Requirement
Lift every line from the entries that includes the word "title".
+++ Data for this exercise +++
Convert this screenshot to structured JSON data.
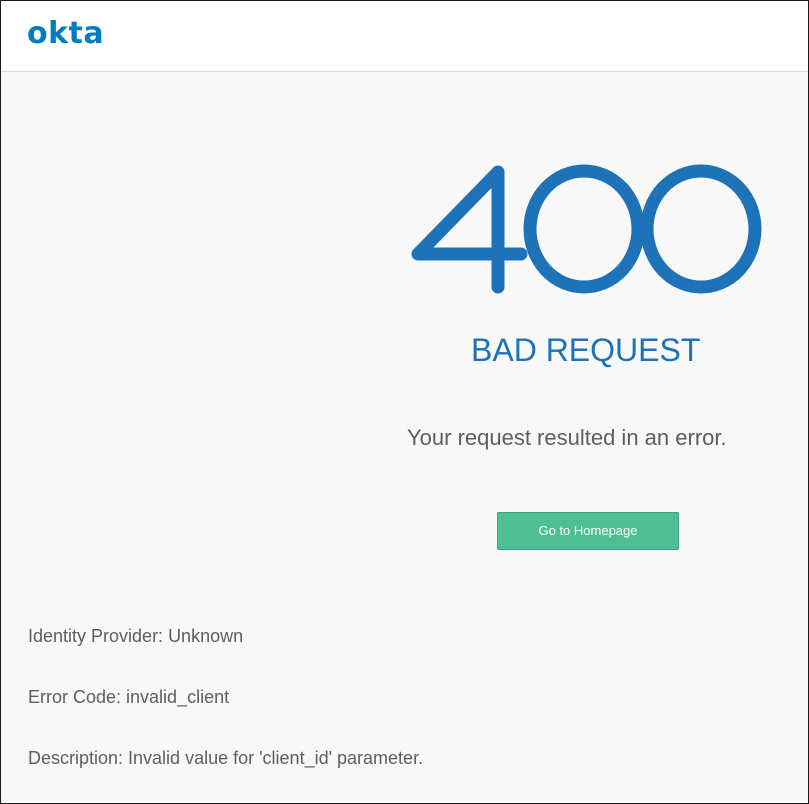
{
  "header": {
    "logo_text": "okta",
    "logo_color": "#007dc1"
  },
  "error": {
    "code": "400",
    "title": "BAD REQUEST",
    "message": "Your request resulted in an error.",
    "accent_color": "#1d72b8"
  },
  "actions": {
    "home_button_label": "Go to Homepage",
    "button_color": "#4cbf95"
  },
  "details": {
    "identity_provider": "Identity Provider: Unknown",
    "error_code": "Error Code: invalid_client",
    "description": "Description: Invalid value for 'client_id' parameter."
  }
}
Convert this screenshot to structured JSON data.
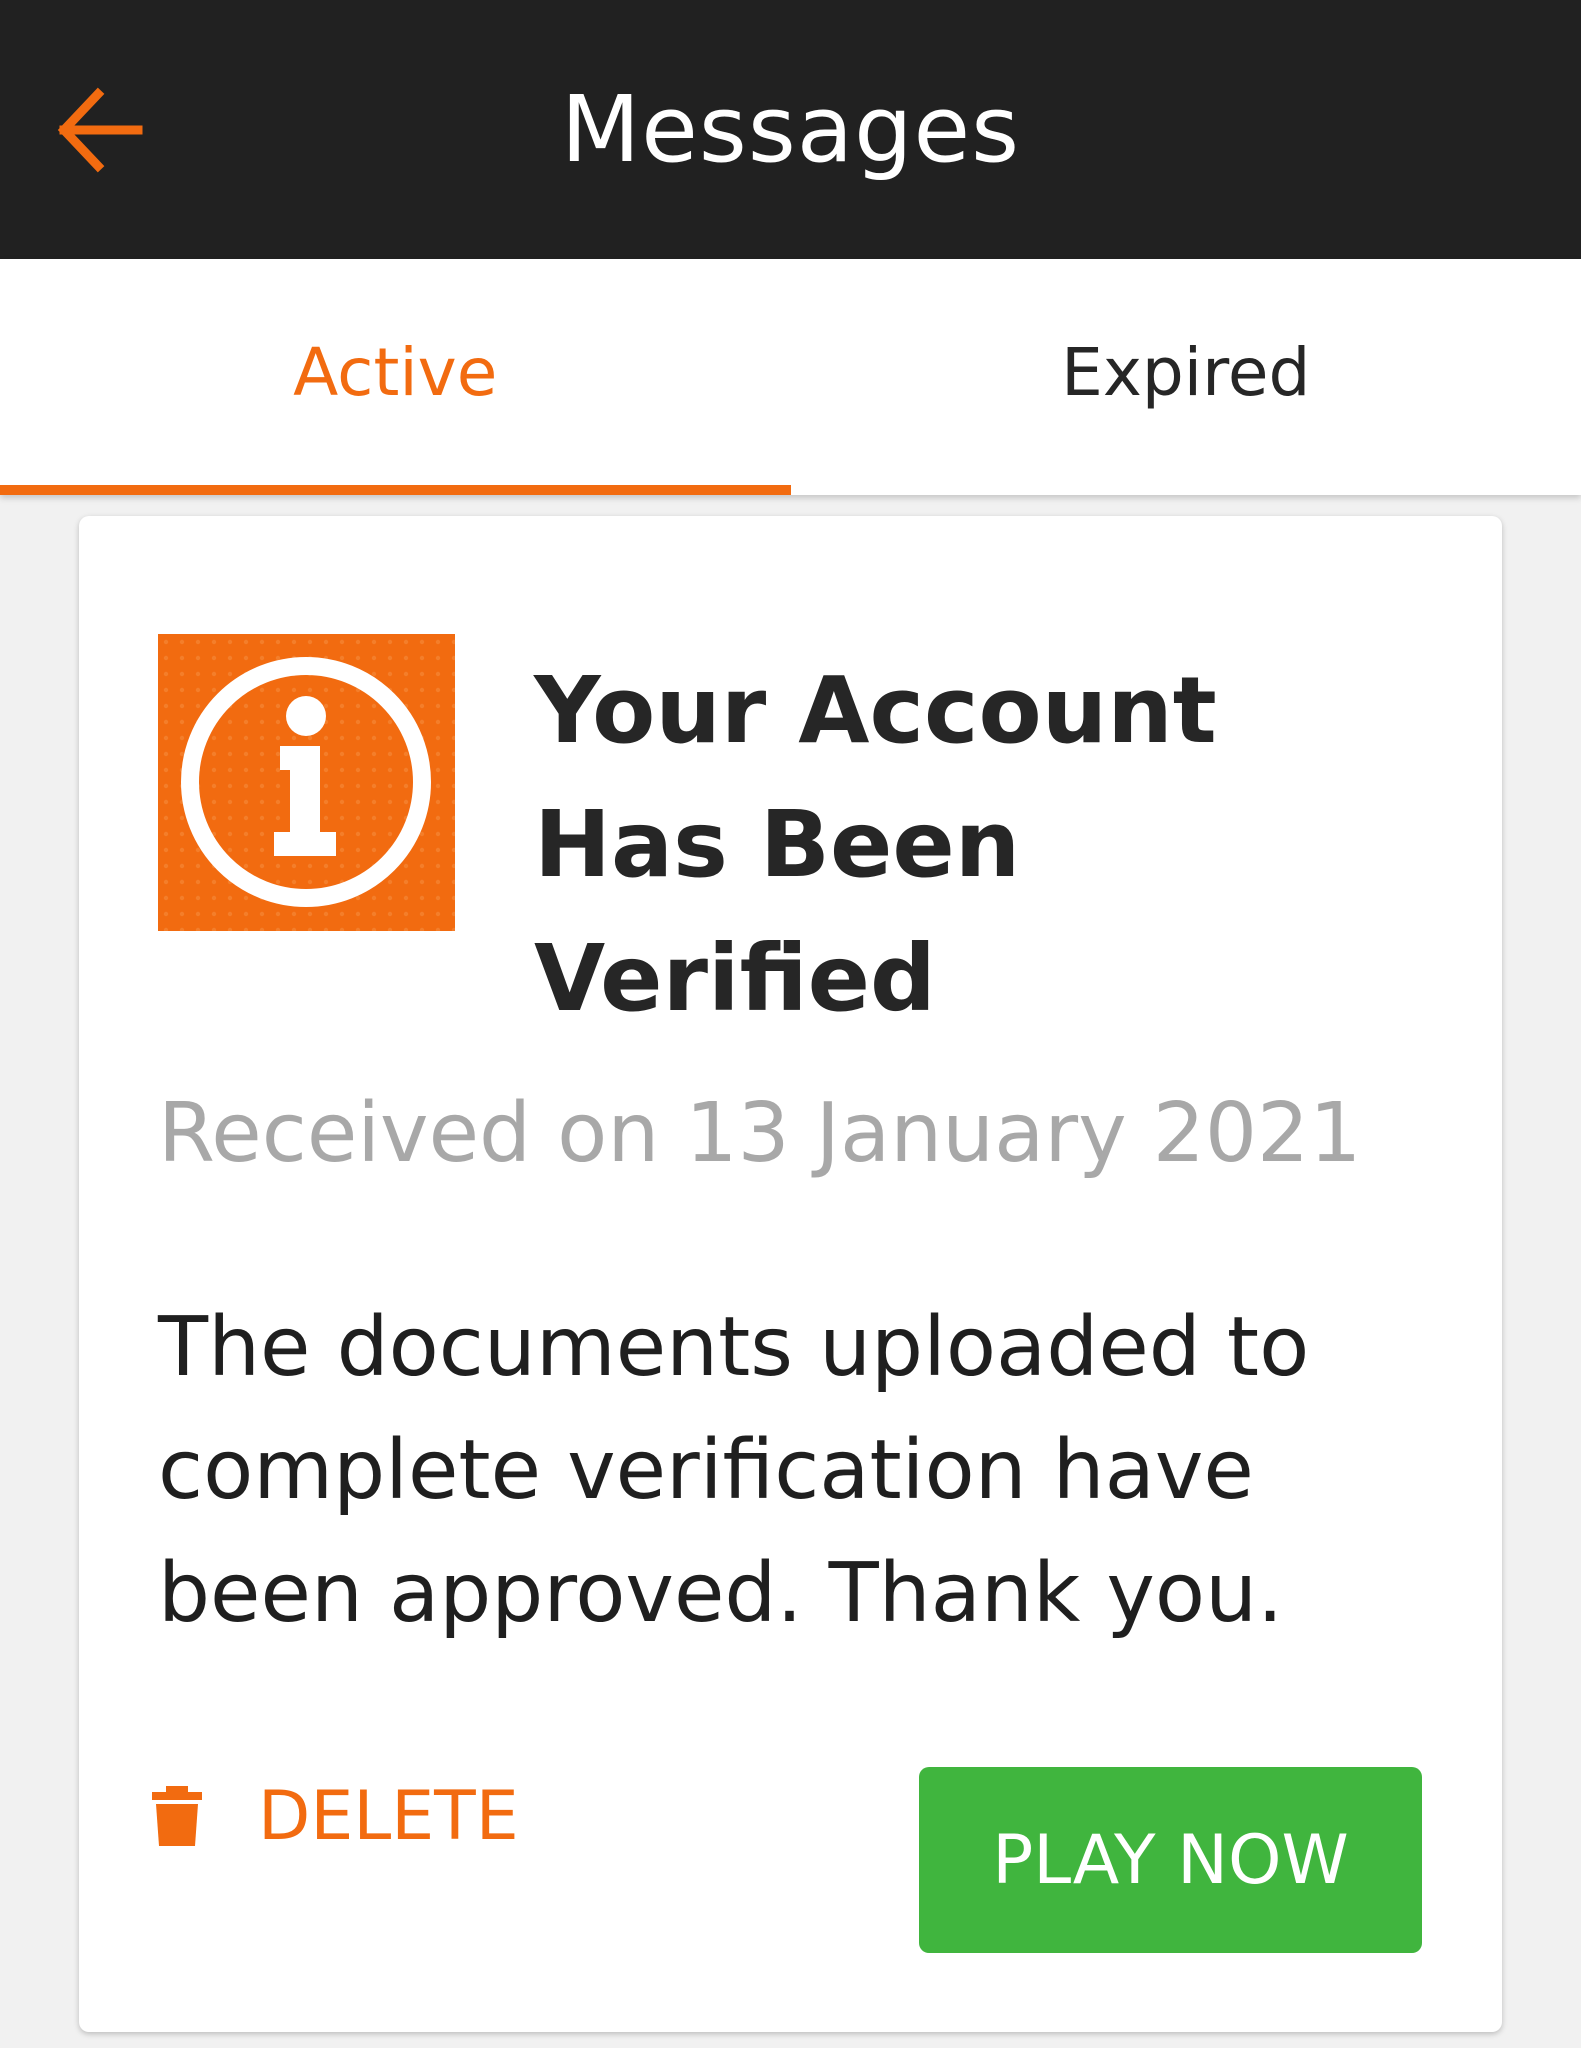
{
  "header": {
    "title": "Messages",
    "back_icon": "arrow-left-icon"
  },
  "tabs": [
    {
      "label": "Active",
      "selected": true
    },
    {
      "label": "Expired",
      "selected": false
    }
  ],
  "message": {
    "icon": "info-icon",
    "title": "Your Account Has Been Verified",
    "received": "Received on 13 January 2021",
    "body": "The documents uploaded to complete verification have been approved. Thank you.",
    "delete_label": "DELETE",
    "delete_icon": "trash-icon",
    "play_label": "PLAY NOW"
  },
  "colors": {
    "accent": "#f26b10",
    "header_bg": "#212121",
    "play_button": "#40b53e",
    "muted_text": "#a8a8a8"
  }
}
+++
Your response
    "title": "BAD REQUEST",
    "title": "Messages",
    "title": "Your Account Has Been Verified",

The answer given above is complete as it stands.